Later when the meeting reconvened Mr Mason let several other members in the public gallery stand and have their say including one koroua who stood to protect Mr Ngaropo from a letter sent on behalf of Tuwharetoa ki Kawerau from individuals that called on the runanga to reprimand the Te Tawera representative for his recent stance in the newspaper.
However Nga Maihi went away, knowing they had followed process and done all the right things, but did not get their chance to speak.
So it was no real surprise when Sir Hirini Mead got up to give his Te Whakaruruhau report. He said that his job was to advise the board and the chief executive.
He then said he had gone outside to see Nga Maihi, who had been gathered in the carpark.

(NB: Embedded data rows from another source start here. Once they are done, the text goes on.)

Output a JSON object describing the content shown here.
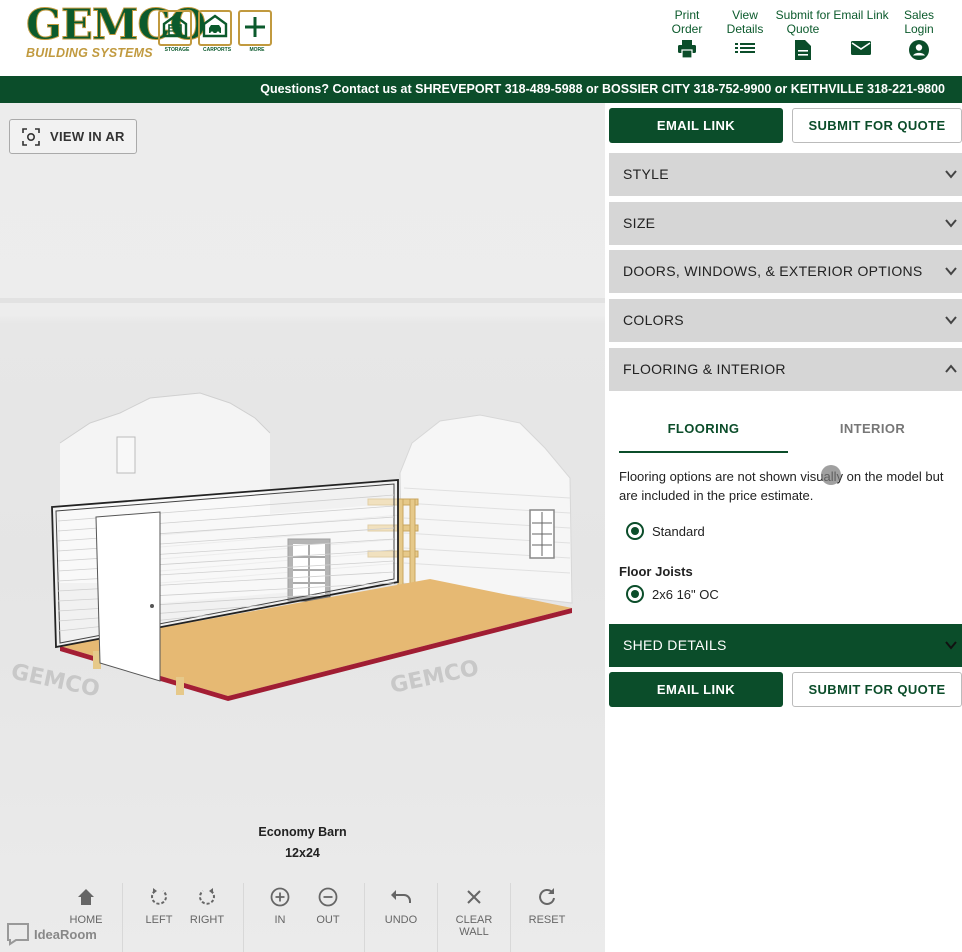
{
  "brand": {
    "logo_text": "GEMCO",
    "logo_sub": "BUILDING SYSTEMS",
    "categories": [
      {
        "label": "STORAGE",
        "icon": "storage-building-icon"
      },
      {
        "label": "CARPORTS",
        "icon": "carport-icon"
      },
      {
        "label": "MORE",
        "icon": "plus-icon"
      }
    ],
    "colors": {
      "green": "#0b4d2a",
      "gold": "#c19a3f"
    }
  },
  "topnav": [
    {
      "label": "Print Order",
      "icon": "printer-icon"
    },
    {
      "label": "View Details",
      "icon": "list-icon"
    },
    {
      "label": "Submit for Quote",
      "icon": "document-icon"
    },
    {
      "label": "Email Link",
      "icon": "mail-icon"
    },
    {
      "label": "Sales Login",
      "icon": "account-icon"
    }
  ],
  "contact_bar": "Questions? Contact us at SHREVEPORT 318-489-5988 or BOSSIER CITY 318-752-9900 or KEITHVILLE 318-221-9800",
  "viewer": {
    "ar_button": "VIEW IN AR",
    "model_name": "Economy Barn",
    "model_size": "12x24",
    "watermark": "IdeaRoom",
    "toolbar": [
      [
        {
          "label": "HOME",
          "icon": "home-icon"
        }
      ],
      [
        {
          "label": "LEFT",
          "icon": "rotate-left-icon"
        },
        {
          "label": "RIGHT",
          "icon": "rotate-right-icon"
        }
      ],
      [
        {
          "label": "IN",
          "icon": "zoom-in-icon"
        },
        {
          "label": "OUT",
          "icon": "zoom-out-icon"
        }
      ],
      [
        {
          "label": "UNDO",
          "icon": "undo-icon"
        }
      ],
      [
        {
          "label": "CLEAR WALL",
          "icon": "close-icon"
        }
      ],
      [
        {
          "label": "RESET",
          "icon": "reset-icon"
        }
      ]
    ]
  },
  "panel": {
    "email_link": "EMAIL LINK",
    "submit_quote": "SUBMIT FOR QUOTE",
    "sections": [
      "STYLE",
      "SIZE",
      "DOORS, WINDOWS, & EXTERIOR OPTIONS",
      "COLORS",
      "FLOORING & INTERIOR"
    ],
    "tabs": {
      "active": "FLOORING",
      "inactive": "INTERIOR"
    },
    "flooring_note": "Flooring options are not shown visually on the model but are included in the price estimate.",
    "flooring_option": "Standard",
    "floor_joists_label": "Floor Joists",
    "floor_joists_option": "2x6 16\" OC",
    "shed_details": "SHED DETAILS"
  }
}
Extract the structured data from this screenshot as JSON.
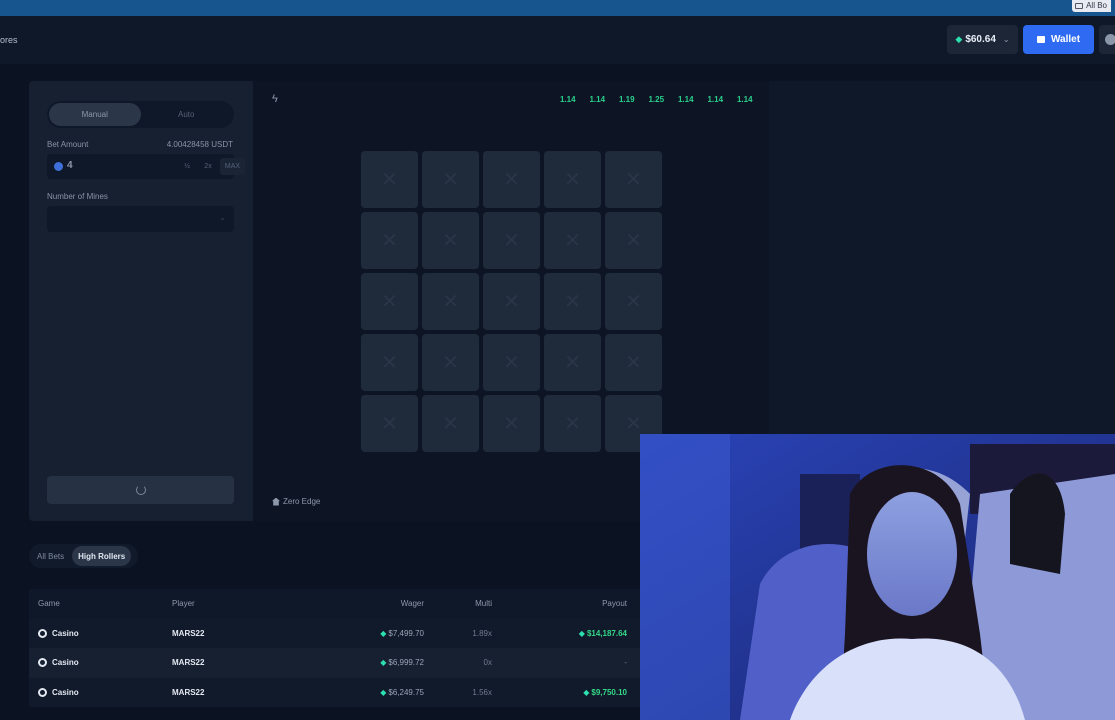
{
  "bookmarks": {
    "all_bookmarks": "All Bo"
  },
  "header": {
    "nav_partial": "ores",
    "balance": "$60.64",
    "wallet_label": "Wallet"
  },
  "bet_panel": {
    "modes": [
      "Manual",
      "Auto"
    ],
    "bet_amount_label": "Bet Amount",
    "bet_usdt": "4.00428458 USDT",
    "bet_value": "4",
    "half": "½",
    "double": "2x",
    "max": "MAX",
    "mines_label": "Number of Mines"
  },
  "game": {
    "multipliers": [
      "1.14",
      "1.14",
      "1.19",
      "1.25",
      "1.14",
      "1.14",
      "1.14"
    ],
    "tile_count": 25,
    "zero_edge": "Zero Edge"
  },
  "bets": {
    "tabs": [
      "All Bets",
      "High Rollers"
    ],
    "active_tab": 1,
    "columns": {
      "game": "Game",
      "player": "Player",
      "wager": "Wager",
      "multi": "Multi",
      "payout": "Payout"
    },
    "rows": [
      {
        "game": "Casino",
        "player": "MARS22",
        "wager": "$7,499.70",
        "multi": "1.89x",
        "payout": "$14,187.64",
        "win": true
      },
      {
        "game": "Casino",
        "player": "MARS22",
        "wager": "$6,999.72",
        "multi": "0x",
        "payout": "-",
        "win": false
      },
      {
        "game": "Casino",
        "player": "MARS22",
        "wager": "$6,249.75",
        "multi": "1.56x",
        "payout": "$9,750.10",
        "win": true
      }
    ]
  },
  "colors": {
    "accent": "#2f6bf2",
    "win": "#34d889",
    "gem": "#2de0b0",
    "background": "#0b1322"
  }
}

“And it is the first time in my memory that a hapu has threatened to pull away from the Runanga… And I must say that we must be very careful about how we treat ourselves. Part of the threat was if they pull out they want their share of the settlement and the answer to that is that if you pull out then go but you will go with nothing.”
Then later still, when the board were asked to vote on whether to instil Mr Quinn as a director of NAGHL until the end of the year, Pahipoto representative Tuwhakairiora (Conn) O’Brien asked him about his role at Tuwharetoa ki Kawerau.
Mr Quinn replied that he was the chief executive of Tuwharetoa ki Kawerau.
Mr O’Brien asked whether that was a conflict of interest however Mr Quinn replied that he had enough sense to avoid being part of discussions when there was going to be a conflict of interest.
Now this has bearing on the whole Nga Maihi situation. Mr Pryor was not removed because he had done anything wrong but because he was the chairman of Ngati Rangitihi, an iwi opposing Ngati Awa’s claim in Matāta.
As far as I know it Tuwharetoa ki Kawerau also dispute Ngati Awa’s claim in Kawerau and perhaps that is why we do not have any interest in the geothermal area even though Putauaki is our cultural mountain.
Now, today is another day and people have had some time to digest what has happened but I ask that when you read this you take the time out to really think about it. The threat that Nga Maihi may pull out of the collective is concerning and has wide implications.
Most at the Runanga seem to think that Mr Mason will go out to Tuteao and make amends but I am concerned about affects that this situation will have on us as an iwi.
I am proud Ngati Awa and so I hope Mr Mason will be able to smooth the waters and convince Nga Maihi to stay part of the collective but the issue is bigger than that.
Now is the time for our leaders to step up because games are being played where there are no rules and the stakes are way too high.
Meanwhile, Mr Ngaropo has raised his displeasure about the existence of this blog at several meetings including yesterday’s board meeting. I haven’t been able to respond to Mr Ngaropo in these meetings however if you agree with him then please let me know by leaving a comment. But if you don’t agree with him and you appreciate the job it takes to bring you this information then please take this post and share it wide.
Tu mai te toki, hara mai te toki, haumi e, hui e, tāiki e!